**Problem to work on**:
Each line with the string "icon" is to be copied from the records below.

**Data provided**:

BEGIN

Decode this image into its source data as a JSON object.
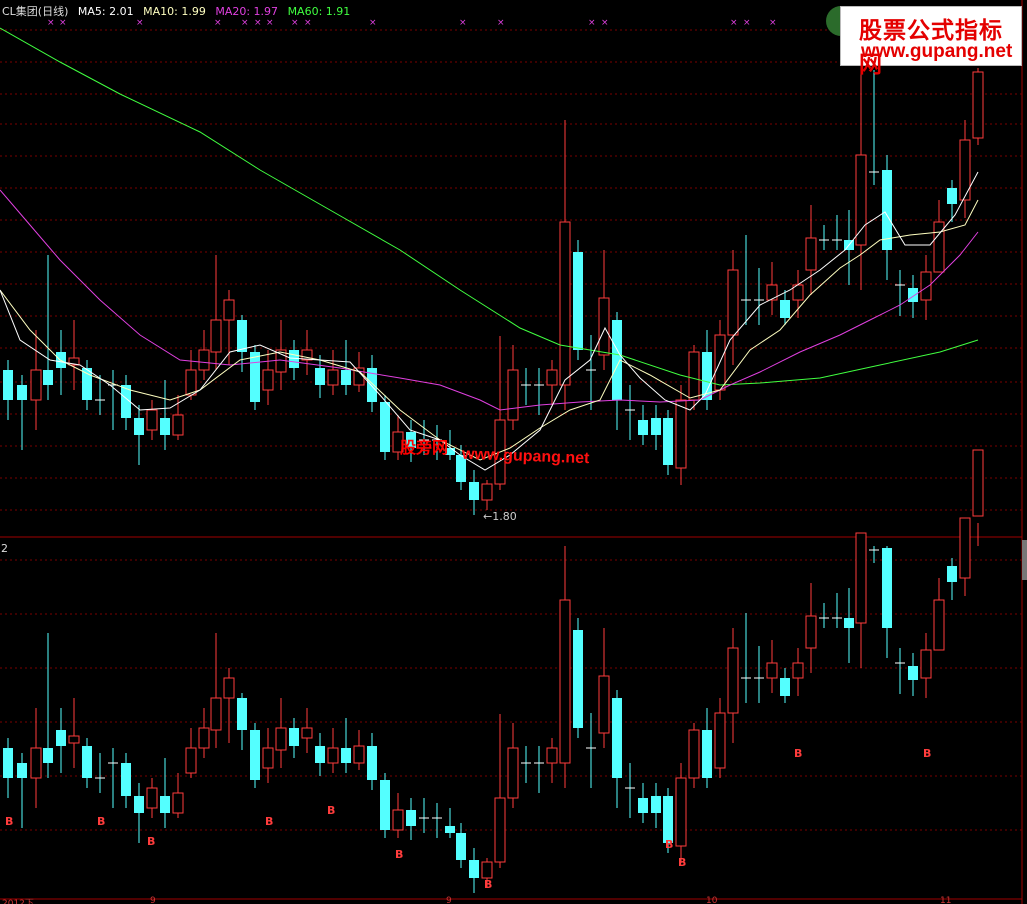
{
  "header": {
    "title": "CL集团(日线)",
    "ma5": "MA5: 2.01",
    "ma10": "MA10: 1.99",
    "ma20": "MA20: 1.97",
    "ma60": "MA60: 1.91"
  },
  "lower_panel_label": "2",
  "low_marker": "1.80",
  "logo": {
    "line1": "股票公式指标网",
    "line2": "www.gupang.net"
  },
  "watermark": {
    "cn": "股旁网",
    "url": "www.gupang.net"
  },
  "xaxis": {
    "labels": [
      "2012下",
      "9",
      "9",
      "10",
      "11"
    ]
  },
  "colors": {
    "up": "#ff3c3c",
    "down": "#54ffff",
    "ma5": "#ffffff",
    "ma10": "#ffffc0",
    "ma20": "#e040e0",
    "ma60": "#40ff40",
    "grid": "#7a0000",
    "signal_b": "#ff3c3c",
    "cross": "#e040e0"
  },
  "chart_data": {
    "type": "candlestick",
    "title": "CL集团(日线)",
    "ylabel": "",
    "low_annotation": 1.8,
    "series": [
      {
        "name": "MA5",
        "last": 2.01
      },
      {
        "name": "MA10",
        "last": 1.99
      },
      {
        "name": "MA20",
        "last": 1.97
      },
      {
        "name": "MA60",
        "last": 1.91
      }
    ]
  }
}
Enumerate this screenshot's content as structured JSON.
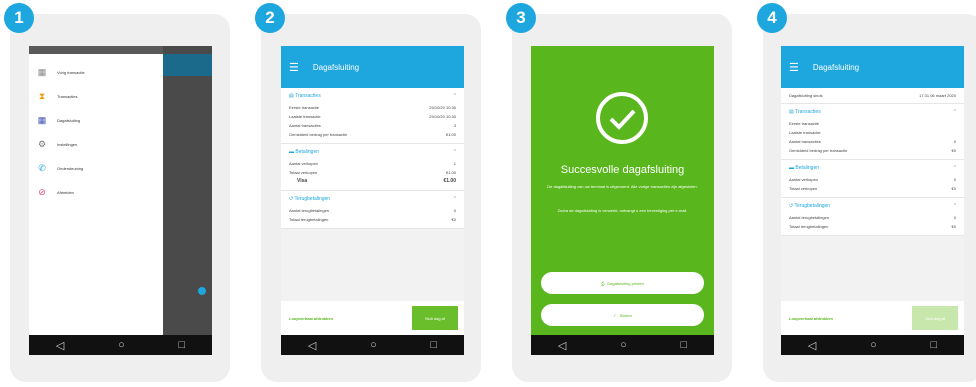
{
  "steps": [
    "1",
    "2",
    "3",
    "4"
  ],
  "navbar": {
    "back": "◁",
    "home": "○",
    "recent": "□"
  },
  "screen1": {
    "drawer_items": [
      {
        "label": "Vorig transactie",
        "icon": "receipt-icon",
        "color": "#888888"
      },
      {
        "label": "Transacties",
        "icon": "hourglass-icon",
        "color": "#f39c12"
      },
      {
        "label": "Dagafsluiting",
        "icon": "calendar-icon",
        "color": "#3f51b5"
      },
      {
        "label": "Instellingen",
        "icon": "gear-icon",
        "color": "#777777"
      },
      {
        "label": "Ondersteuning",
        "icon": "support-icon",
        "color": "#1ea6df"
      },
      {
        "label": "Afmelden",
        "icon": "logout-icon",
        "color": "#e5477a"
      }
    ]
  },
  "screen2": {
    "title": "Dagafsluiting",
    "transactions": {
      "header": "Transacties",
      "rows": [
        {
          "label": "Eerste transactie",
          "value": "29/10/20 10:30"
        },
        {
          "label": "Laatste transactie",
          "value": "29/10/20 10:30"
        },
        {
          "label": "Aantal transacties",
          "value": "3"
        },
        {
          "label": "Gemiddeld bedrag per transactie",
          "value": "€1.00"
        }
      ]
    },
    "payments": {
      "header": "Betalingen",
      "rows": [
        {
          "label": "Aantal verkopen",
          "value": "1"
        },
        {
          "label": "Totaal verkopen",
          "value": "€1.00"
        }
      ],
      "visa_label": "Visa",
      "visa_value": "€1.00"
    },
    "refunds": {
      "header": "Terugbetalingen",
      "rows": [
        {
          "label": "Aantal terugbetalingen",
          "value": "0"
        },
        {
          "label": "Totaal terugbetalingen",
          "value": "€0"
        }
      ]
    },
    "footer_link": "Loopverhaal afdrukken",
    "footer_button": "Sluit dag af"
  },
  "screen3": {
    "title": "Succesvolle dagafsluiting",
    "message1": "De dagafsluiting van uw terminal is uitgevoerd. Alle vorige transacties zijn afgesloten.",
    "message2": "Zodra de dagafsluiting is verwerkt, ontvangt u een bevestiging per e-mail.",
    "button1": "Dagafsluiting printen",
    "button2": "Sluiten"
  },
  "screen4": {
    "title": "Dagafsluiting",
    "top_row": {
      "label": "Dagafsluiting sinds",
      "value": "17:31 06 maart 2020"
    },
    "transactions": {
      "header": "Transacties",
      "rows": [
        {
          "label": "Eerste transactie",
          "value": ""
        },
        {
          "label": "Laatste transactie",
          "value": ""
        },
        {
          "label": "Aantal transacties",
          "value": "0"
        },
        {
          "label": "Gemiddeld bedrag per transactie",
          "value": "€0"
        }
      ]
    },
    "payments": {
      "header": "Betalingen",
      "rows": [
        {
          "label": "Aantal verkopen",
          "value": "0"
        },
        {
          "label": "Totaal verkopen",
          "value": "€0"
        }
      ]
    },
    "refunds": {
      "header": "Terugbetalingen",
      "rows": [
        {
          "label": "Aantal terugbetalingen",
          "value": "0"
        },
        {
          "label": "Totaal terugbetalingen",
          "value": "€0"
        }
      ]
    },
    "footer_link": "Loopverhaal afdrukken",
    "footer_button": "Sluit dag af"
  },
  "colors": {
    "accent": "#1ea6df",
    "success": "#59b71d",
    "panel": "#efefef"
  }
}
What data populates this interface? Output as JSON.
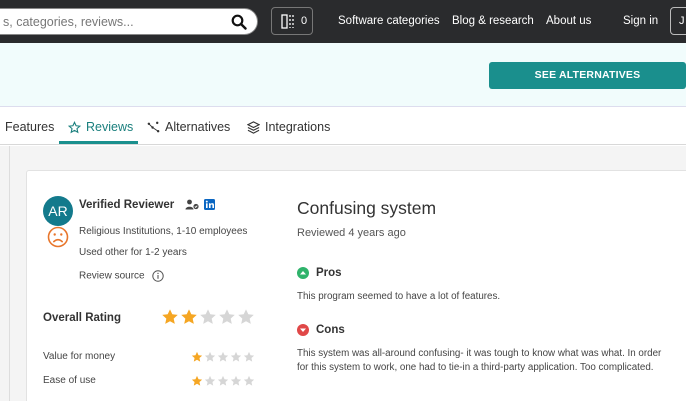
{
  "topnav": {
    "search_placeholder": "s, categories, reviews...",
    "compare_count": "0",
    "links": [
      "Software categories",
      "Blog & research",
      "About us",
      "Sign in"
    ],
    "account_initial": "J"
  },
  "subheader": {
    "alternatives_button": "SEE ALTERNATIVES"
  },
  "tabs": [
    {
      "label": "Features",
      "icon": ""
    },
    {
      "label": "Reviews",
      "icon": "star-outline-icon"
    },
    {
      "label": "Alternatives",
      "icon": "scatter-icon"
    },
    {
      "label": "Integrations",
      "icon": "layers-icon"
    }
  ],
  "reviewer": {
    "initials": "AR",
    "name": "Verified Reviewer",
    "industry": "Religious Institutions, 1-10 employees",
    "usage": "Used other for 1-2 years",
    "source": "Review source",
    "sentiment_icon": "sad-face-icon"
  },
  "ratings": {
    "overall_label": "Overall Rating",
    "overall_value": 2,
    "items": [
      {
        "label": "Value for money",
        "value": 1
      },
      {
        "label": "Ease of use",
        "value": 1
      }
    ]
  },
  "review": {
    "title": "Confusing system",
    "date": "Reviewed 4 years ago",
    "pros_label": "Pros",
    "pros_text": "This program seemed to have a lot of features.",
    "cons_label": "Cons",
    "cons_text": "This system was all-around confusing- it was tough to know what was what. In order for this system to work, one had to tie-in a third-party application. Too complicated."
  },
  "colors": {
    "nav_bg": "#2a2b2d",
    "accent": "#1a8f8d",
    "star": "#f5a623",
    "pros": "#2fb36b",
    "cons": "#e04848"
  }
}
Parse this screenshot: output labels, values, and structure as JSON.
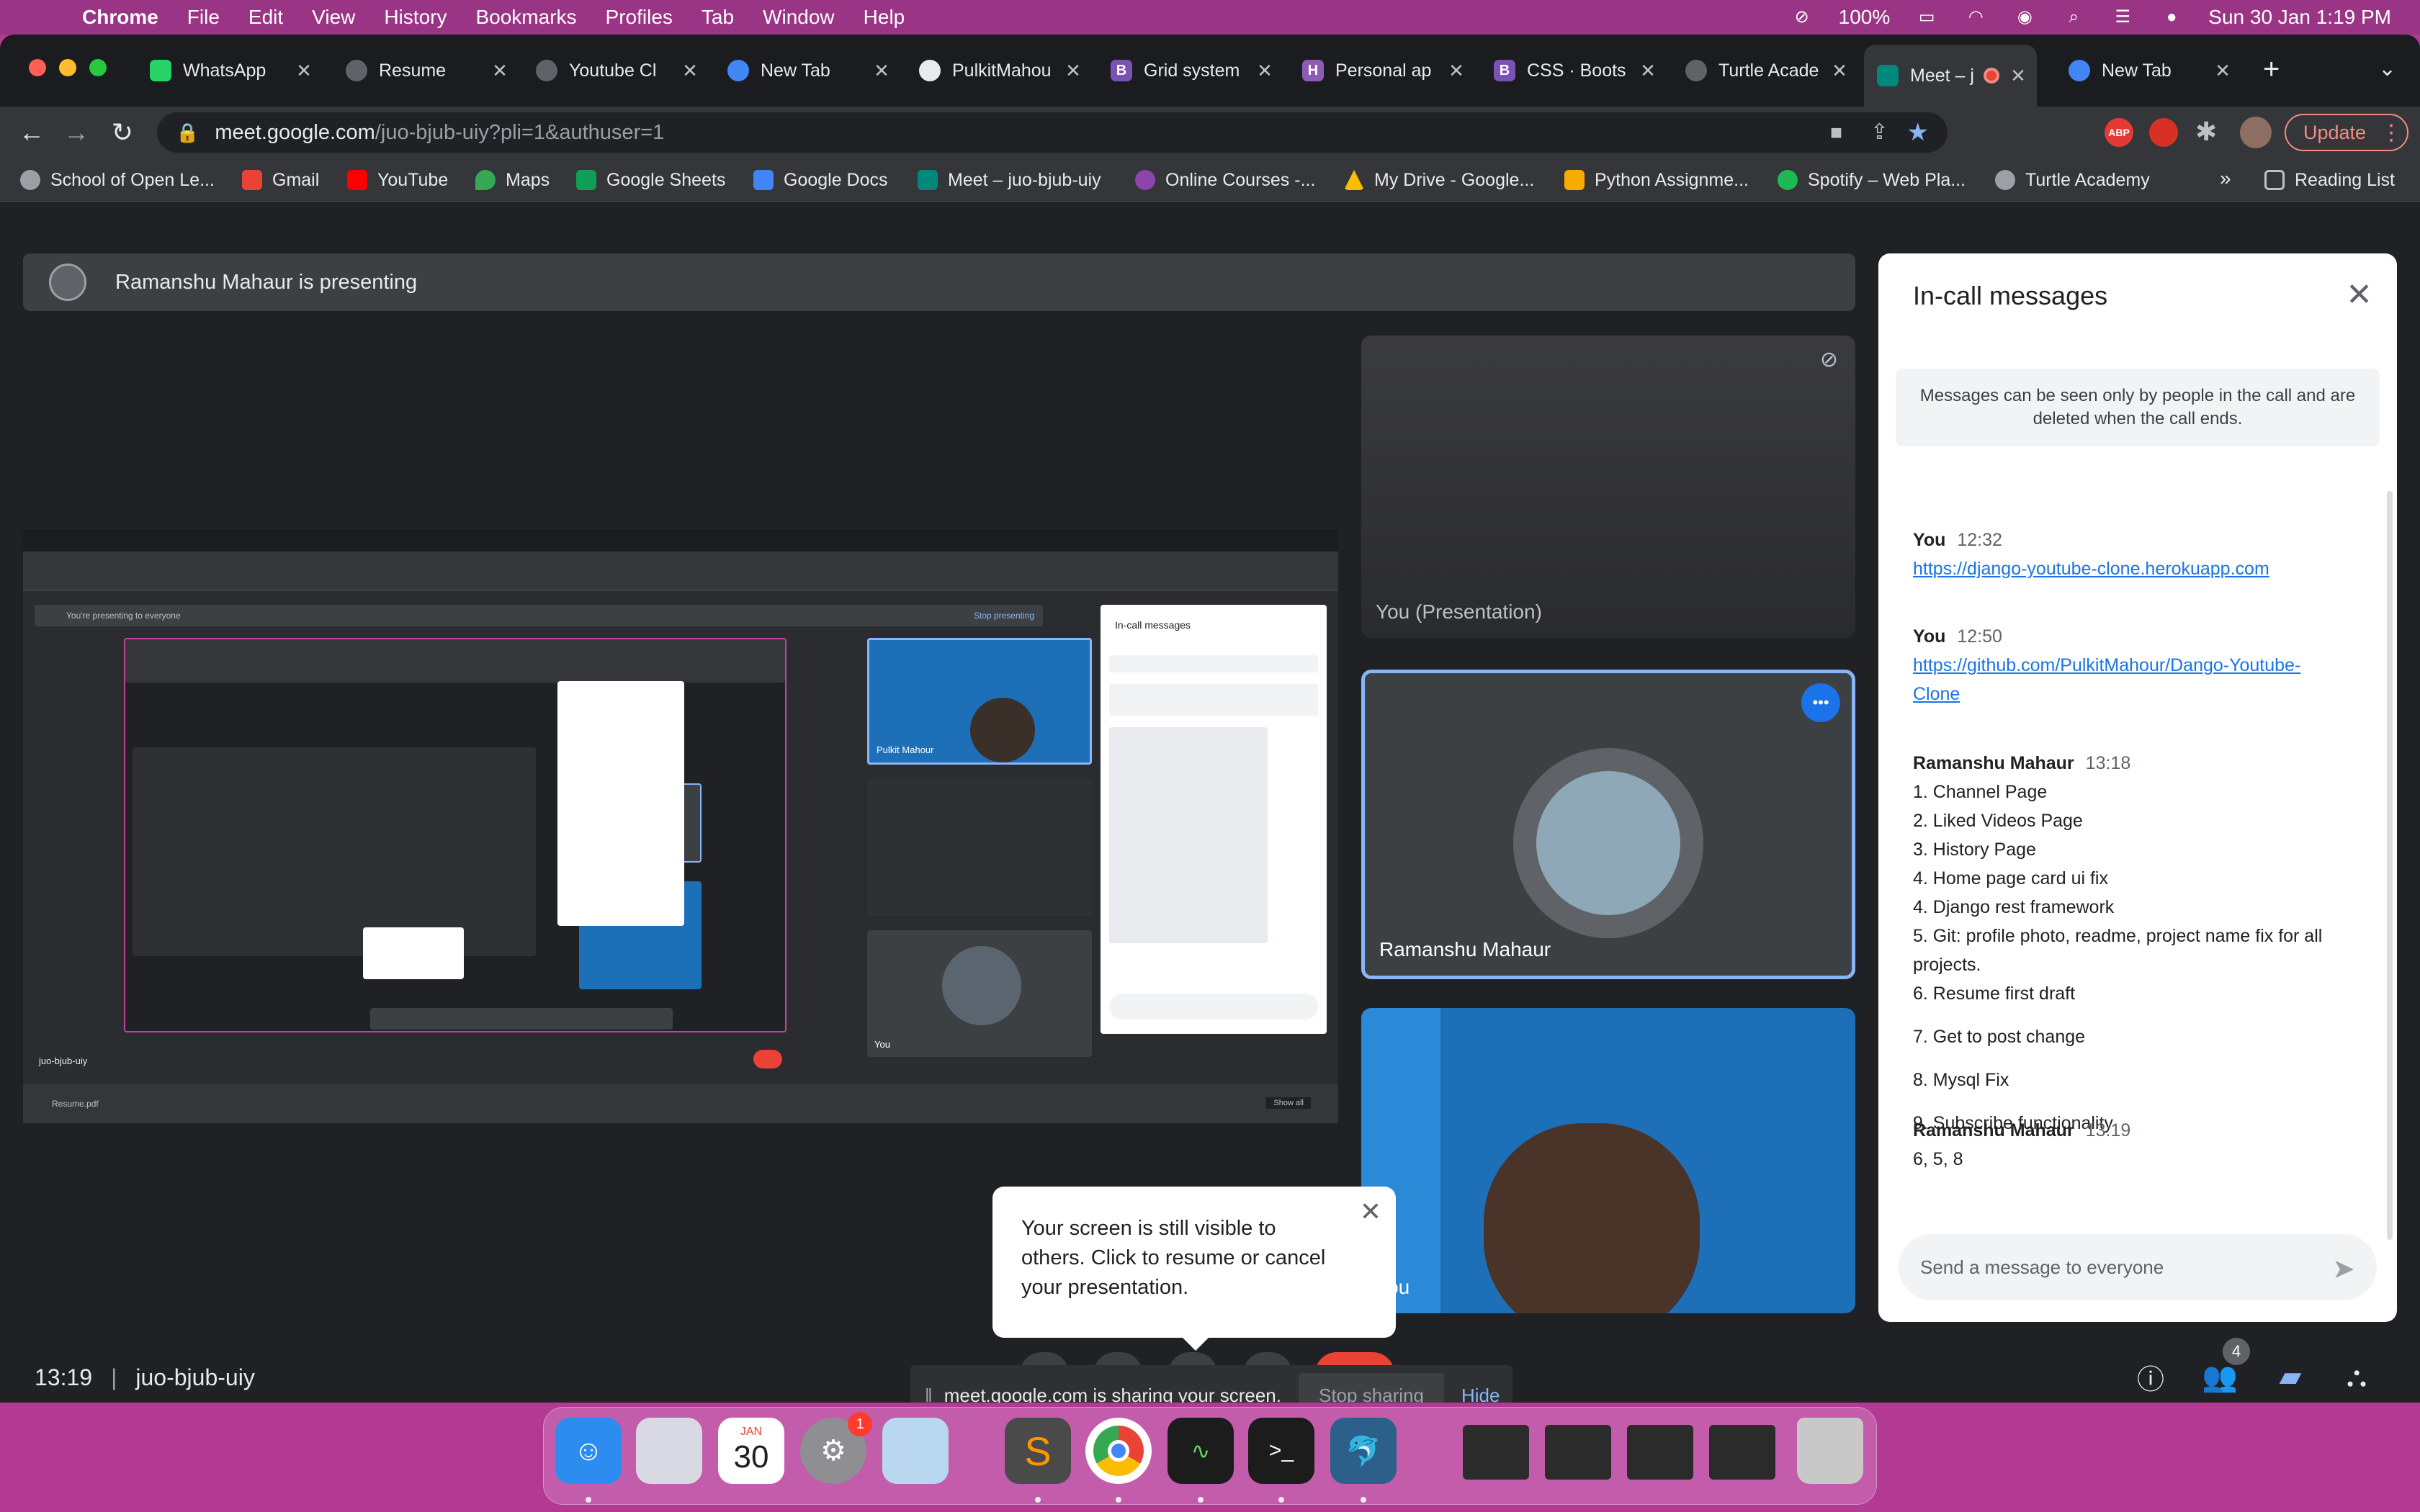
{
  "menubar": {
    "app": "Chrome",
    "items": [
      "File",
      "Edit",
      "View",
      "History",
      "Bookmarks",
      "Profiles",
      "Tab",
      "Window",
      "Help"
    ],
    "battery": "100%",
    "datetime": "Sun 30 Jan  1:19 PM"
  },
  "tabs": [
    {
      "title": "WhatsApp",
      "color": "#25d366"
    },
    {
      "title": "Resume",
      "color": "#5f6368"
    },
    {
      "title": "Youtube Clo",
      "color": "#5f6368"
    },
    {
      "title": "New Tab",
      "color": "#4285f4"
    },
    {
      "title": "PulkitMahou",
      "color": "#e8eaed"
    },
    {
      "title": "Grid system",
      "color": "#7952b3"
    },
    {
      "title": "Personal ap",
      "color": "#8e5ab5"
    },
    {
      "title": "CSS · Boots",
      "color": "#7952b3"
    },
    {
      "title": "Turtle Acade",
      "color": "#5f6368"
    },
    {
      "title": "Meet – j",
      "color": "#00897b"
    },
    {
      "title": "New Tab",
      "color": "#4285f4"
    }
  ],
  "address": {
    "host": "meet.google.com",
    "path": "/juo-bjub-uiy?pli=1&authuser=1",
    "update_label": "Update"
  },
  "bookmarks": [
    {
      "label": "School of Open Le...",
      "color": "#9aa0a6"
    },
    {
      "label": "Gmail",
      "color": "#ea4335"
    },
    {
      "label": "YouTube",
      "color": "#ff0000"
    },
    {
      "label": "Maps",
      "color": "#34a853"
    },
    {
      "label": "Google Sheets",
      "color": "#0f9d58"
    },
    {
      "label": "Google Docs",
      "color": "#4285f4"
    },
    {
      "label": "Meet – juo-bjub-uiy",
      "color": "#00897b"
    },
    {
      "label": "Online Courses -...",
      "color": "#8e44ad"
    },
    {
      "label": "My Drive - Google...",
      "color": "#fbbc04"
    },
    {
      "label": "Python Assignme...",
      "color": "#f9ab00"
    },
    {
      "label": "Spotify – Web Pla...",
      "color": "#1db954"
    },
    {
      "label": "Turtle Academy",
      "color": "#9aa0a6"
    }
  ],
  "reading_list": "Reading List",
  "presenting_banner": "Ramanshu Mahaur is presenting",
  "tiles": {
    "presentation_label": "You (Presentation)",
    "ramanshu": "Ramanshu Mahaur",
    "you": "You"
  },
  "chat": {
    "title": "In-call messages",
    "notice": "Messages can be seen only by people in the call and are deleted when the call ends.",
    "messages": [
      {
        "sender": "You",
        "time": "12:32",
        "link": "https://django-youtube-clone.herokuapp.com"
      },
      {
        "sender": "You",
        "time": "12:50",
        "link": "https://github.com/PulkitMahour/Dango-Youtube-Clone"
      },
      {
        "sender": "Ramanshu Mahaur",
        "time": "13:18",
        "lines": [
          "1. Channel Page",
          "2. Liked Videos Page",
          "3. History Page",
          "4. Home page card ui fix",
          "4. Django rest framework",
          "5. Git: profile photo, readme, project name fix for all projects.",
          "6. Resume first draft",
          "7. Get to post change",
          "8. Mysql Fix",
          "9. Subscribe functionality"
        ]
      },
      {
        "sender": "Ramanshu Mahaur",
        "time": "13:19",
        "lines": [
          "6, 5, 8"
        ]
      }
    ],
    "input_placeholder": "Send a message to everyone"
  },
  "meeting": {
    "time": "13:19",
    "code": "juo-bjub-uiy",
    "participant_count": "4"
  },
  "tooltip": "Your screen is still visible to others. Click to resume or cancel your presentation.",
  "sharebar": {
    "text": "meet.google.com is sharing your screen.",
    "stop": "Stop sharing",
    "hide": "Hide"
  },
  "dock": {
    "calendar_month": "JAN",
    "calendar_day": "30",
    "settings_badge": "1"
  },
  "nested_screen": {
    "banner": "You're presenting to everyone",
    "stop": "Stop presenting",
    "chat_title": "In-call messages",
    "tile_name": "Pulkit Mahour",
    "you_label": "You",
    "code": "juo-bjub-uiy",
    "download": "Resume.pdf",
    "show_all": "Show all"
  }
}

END

**Task response**:
        "icon": "receipt-icon",
        "icon": "hourglass-icon",
        "icon": "calendar-icon",
        "icon": "gear-icon",
        "icon": "support-icon",
        "icon": "logout-icon",
      "icon": ""
      "icon": "star-outline-icon"
      "icon": "scatter-icon"
      "icon": "layers-icon"
    "sentiment_icon": "sad-face-icon"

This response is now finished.